§ WORK INSTRUCTIONS: Scan the entries for lines with the word "cellData" and copy those lines.

::: RECORD SET :::

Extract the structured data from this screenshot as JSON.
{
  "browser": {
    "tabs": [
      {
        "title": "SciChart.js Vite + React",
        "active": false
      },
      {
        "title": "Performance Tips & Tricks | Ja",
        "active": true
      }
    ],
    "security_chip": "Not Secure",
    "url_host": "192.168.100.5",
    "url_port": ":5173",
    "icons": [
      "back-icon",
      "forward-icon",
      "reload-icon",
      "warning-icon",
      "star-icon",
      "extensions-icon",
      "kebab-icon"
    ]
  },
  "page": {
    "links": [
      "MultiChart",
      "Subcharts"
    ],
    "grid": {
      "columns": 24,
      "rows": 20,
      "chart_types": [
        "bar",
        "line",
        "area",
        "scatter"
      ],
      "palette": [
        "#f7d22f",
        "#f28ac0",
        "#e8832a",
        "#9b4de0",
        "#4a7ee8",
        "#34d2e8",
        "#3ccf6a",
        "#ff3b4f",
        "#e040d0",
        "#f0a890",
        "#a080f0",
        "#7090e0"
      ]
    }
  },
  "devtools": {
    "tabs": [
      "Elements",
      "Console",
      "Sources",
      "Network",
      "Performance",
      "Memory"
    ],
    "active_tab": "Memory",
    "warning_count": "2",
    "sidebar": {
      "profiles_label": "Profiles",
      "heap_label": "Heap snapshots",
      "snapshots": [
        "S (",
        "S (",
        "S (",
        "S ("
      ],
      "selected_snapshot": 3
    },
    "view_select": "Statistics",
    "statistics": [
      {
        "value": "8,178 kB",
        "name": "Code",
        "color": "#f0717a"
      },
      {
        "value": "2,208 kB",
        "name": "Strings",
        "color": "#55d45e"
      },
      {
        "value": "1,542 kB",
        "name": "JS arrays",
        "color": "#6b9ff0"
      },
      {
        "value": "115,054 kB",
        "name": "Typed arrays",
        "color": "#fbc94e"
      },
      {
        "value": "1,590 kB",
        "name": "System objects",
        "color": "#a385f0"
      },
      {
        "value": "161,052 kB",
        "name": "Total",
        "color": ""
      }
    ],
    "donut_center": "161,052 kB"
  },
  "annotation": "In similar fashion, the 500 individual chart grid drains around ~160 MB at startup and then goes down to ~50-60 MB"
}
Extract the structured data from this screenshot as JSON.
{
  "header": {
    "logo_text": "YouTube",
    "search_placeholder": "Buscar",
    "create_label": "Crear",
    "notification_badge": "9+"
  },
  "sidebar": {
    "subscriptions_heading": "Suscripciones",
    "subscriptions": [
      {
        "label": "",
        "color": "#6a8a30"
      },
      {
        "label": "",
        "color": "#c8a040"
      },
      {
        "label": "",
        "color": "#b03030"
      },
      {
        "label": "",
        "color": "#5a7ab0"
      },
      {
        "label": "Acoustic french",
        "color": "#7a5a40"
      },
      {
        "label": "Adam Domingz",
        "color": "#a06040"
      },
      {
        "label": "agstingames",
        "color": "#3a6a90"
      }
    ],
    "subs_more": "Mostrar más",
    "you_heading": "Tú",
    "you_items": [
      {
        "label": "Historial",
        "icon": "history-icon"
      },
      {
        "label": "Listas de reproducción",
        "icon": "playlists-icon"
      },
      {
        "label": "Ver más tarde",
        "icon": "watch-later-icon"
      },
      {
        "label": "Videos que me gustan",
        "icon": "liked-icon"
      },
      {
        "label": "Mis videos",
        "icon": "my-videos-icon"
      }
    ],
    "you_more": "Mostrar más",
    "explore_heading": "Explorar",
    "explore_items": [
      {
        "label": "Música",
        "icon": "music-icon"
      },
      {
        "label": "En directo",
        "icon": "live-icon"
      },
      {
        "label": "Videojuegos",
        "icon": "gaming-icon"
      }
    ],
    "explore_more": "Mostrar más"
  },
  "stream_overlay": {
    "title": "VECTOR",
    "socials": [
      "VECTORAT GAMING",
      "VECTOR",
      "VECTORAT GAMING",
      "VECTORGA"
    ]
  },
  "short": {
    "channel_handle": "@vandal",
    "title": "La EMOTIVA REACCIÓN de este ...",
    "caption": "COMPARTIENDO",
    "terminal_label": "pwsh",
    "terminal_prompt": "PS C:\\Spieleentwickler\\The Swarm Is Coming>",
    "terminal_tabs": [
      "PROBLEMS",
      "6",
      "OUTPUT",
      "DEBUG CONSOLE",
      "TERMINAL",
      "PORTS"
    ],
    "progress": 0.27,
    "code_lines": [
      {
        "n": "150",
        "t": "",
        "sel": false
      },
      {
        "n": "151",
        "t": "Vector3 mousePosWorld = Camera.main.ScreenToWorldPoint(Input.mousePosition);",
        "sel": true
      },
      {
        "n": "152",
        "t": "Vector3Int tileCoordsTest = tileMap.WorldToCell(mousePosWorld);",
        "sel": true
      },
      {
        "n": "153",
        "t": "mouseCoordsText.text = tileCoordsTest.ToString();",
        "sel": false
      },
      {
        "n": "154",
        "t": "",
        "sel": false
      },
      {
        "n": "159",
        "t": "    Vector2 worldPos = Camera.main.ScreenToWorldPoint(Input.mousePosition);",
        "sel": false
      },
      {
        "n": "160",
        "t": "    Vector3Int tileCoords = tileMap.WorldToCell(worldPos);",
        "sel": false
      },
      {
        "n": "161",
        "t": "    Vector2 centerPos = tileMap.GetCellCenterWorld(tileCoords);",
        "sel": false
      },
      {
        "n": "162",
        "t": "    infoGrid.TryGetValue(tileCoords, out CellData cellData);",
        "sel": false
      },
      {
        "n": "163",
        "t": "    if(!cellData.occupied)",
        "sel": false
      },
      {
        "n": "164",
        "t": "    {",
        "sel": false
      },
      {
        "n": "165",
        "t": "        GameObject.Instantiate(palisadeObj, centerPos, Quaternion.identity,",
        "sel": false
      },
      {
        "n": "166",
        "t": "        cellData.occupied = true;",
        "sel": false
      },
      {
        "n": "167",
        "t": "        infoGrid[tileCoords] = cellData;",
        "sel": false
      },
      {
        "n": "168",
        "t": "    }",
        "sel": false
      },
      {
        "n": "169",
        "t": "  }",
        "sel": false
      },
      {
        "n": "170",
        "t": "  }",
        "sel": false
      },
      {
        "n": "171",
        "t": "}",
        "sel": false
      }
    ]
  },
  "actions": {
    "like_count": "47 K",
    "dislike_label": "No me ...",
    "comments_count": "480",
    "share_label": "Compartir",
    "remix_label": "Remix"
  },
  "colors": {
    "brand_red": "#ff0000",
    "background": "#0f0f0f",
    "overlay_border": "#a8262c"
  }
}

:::

§ TASK SOLUTION:
        "t": "    infoGrid.TryGetValue(tileCoords, out CellData cellData);",
        "t": "    if(!cellData.occupied)",
        "t": "        cellData.occupied = true;",
        "t": "        infoGrid[tileCoords] = cellData;",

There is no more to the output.